Oregano, Origanum vulgare, is one of the easiest of herbs to grow. A relative of the somewhat more sensitive and milder herb, marjoram, oregano is contrastingly adaptable to a wide range of soil types and temperature zones and is virtually disease and pest free. You may easily grow oregano from seed, but it can also quickly sprout from cuttings of existing plants. Oregano also reseeds generously. After all, it is within the mint family and anyone who has grown mint of any form knows just how healthy and prolific it can be!
One thing I did not realize about oregano prior to growing it myself is that it spreads similar to a groundcover or vine, and can be quite beautiful as it gracefully drapes over the sides of containers. The herb typically blooms with purple, sometimes white, clusters of tiny flowers in mid-summer, which if left to do so, makes an even more stunning cascading plant when sown in baskets or urns.
Oregano originates from the temperate areas of the Mediterranean and thus, does well as an evergreen to semi-evergreen in Zones 7 and southward. Areas to the north of Zone 7 should protect the perennial herb with heavy mulch or cover, or bring indoors, during the harshest of winter weather. The herb should be planted in a sunny location, however it will benefit from brief afternoon shade in Zone 8 and southward. As mentioned above, oregano tolerates acidic or alkaline soil as long as it is well drained. It is a bit more drought tolerant than most herbs and thus, root rot can afflict the plant if it receives too much moisture. And, as with many drought-tolerant plants, spider mites can take hold in the heat of summer. A light spray of organic horticultural oil applied when pests are first noticed can safely eliminate mites and other potential pests – but remember to spray in early evening when plants are in the shade or you’ll literally cook your oregano!

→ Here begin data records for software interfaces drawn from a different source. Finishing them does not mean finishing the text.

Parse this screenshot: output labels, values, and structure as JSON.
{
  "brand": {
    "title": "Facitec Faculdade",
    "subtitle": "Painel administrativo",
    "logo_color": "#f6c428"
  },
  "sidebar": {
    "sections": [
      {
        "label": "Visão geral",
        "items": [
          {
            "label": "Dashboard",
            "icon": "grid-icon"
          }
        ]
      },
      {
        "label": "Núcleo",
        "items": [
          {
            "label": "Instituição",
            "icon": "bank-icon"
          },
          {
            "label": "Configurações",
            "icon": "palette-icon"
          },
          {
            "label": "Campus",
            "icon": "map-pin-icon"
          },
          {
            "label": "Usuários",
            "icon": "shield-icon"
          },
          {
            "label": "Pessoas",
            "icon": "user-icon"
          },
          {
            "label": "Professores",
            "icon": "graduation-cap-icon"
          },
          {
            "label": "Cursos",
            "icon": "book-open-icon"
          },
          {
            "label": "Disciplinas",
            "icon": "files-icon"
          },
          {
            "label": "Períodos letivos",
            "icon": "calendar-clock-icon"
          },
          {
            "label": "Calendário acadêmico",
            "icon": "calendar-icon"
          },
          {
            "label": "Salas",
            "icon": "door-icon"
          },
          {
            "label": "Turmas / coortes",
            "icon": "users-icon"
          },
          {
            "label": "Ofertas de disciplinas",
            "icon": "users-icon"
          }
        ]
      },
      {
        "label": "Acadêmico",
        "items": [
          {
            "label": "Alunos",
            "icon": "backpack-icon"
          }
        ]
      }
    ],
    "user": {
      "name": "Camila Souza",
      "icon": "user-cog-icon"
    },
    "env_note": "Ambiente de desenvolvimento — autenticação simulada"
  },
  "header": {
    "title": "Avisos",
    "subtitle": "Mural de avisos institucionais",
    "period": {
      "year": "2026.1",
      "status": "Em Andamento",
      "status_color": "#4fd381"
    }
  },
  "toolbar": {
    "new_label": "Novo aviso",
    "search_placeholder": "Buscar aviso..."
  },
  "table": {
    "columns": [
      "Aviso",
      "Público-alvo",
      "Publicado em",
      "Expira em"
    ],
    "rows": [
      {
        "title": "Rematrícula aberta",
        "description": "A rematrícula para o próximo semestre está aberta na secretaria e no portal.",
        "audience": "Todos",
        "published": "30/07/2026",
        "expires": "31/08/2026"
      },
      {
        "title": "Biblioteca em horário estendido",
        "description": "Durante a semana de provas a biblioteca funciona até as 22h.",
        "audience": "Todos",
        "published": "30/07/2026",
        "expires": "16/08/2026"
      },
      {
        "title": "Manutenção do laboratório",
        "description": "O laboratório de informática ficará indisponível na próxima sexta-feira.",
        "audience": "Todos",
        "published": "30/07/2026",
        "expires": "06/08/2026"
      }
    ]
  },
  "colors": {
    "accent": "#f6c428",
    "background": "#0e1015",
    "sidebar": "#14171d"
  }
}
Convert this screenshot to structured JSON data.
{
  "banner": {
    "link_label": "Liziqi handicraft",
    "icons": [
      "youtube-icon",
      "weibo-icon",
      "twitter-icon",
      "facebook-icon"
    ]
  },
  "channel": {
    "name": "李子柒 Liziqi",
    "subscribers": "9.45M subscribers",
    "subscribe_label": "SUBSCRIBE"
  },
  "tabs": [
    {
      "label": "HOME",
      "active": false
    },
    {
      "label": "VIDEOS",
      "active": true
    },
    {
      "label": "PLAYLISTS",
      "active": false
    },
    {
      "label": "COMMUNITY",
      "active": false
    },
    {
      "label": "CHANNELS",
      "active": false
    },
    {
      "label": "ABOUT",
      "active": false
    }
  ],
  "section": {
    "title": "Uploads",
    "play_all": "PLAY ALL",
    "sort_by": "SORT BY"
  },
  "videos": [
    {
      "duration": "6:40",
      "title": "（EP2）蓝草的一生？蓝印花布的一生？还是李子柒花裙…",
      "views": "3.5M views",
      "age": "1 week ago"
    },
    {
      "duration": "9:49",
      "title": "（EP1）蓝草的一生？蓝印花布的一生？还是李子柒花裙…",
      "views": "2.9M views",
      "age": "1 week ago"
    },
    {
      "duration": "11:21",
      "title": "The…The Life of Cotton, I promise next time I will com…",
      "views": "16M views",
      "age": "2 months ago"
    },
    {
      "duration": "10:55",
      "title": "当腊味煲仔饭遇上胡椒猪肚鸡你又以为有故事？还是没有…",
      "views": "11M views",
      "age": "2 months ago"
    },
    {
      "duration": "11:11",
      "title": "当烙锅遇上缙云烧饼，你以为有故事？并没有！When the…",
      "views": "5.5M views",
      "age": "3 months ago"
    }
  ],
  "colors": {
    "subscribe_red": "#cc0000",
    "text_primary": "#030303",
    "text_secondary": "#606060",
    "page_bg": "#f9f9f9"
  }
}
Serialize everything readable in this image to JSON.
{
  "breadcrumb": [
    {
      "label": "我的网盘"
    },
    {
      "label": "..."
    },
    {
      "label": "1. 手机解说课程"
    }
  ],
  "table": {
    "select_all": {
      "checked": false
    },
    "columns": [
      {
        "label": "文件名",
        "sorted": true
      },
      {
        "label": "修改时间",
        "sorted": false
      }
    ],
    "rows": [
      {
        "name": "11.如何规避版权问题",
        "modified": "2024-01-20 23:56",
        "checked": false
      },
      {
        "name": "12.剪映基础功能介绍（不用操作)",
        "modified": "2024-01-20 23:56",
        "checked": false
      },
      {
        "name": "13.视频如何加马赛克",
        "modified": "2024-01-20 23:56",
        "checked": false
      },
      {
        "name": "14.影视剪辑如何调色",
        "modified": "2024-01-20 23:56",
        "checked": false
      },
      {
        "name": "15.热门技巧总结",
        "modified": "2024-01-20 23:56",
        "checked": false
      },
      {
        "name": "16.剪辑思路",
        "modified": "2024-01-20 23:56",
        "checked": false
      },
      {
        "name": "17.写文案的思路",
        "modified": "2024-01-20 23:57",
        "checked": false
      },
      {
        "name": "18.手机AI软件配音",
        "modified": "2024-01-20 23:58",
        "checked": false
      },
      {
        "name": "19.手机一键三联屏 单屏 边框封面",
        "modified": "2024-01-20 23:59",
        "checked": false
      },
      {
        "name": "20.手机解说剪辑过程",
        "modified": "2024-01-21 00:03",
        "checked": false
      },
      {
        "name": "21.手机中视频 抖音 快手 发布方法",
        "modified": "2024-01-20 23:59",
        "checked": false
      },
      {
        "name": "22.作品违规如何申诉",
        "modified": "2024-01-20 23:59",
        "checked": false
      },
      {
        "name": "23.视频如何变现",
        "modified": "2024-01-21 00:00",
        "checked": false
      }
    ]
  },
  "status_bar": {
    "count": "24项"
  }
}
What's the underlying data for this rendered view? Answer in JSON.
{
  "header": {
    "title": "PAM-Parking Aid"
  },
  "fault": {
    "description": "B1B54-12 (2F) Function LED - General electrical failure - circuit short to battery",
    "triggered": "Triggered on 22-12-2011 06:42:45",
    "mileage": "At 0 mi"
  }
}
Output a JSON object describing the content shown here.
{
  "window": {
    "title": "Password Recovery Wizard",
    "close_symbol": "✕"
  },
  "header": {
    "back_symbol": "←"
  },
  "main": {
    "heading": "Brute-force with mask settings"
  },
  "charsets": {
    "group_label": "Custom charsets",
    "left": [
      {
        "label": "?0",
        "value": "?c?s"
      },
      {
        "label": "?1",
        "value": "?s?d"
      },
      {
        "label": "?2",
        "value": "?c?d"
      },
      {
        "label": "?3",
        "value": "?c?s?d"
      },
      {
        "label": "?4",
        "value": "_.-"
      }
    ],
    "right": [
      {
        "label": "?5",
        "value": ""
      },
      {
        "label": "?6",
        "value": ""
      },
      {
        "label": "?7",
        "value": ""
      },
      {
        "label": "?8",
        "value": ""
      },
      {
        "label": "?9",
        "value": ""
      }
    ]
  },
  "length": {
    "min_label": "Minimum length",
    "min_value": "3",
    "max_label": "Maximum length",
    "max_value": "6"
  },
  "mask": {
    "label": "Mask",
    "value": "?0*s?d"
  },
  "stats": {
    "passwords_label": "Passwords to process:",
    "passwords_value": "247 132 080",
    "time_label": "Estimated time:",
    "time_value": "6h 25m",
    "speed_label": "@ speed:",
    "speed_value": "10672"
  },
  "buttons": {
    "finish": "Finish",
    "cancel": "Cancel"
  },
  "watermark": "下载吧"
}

You may clip oregano at any time during the growing process but it is thought the herb is most pungent just prior to blooming in mid-summer. An essential in Italian and Greek cuisine, oregano can lose its robust flavor when cooking if used fresh. Therefore it is best to add fresh leaves to your dish toward the end of the cooking process or simply use dried oregano instead. Drying the herb enhances its aroma and flavor. This can be done several ways: tie clipped oregano in a small bouquet and hang upside down in a dark, dry room; single layer stems in a food dehydrator; or, place stems on a cookie sheet and bake in the oven on the lowest temperature until the leaves are dried. Remove leaves and discard stems. Store the dried, crumbled oregano leaves in an airtight glass or plastic container for use within six months.
In closing, I hope you consider growing an herb garden this season and include oregano in the mix to add flavor to your tomato, egg, cheese and garlic dishes. Once you begin growing oregano, you may have an abundance of this lovely “pizza herb” (as called by the WWII soldiers returning from Italy) for life!
Until next time,